It turns out those hysterical tirades don’t represent the way most people in the metro feel about transit. According to the article, a recent poll reveals that:
- 51 percent of metro voters would vote for the referendum if it were held today
- In Cobb and Gwinnett counties alone, at least 48 percent were in support, with an additional 10 percent undecided
- 82 percent said it was important to do more to encourage everyone to commute to work by bus or train (coffee spew!)
- 57 percent of voters said they don’t agree an increase in mass transit means more crime in new areas
- 57 percent also said if the referendum passes, it is likely to reduce metro Atlanta’s traffic and congestion significantly
Bottom line: the public histrionics from fear-mongering Tea Partiers represent a minority opinion when it comes to transit. A fringe belief. My best guess to the reason why they had such a loud voice in forums is that these people are so rabid in their cause they gave up a work day (assuming they have jobs) to get to the microphone. Meanwhile, average metro Atlantans were busy being stuck in traffic.

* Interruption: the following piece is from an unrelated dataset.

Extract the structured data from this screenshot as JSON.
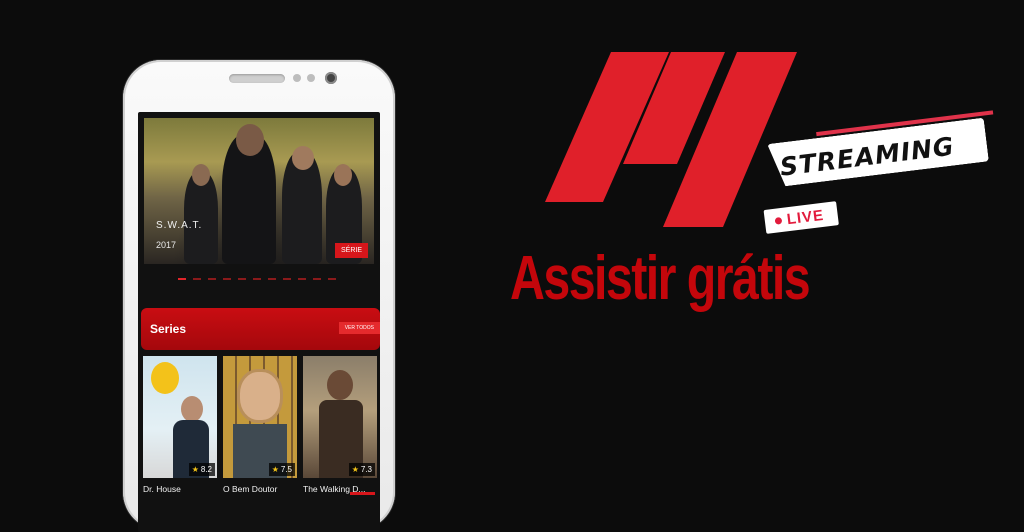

Which begs the question: will the media (AJC included) now decide that they no longer need to give a platform to Tea Party anti-transit ramblings in every single news piece on this tax proposal? Time will tell.
Atlanta traffic photo from Flickr user wojciech.felendzer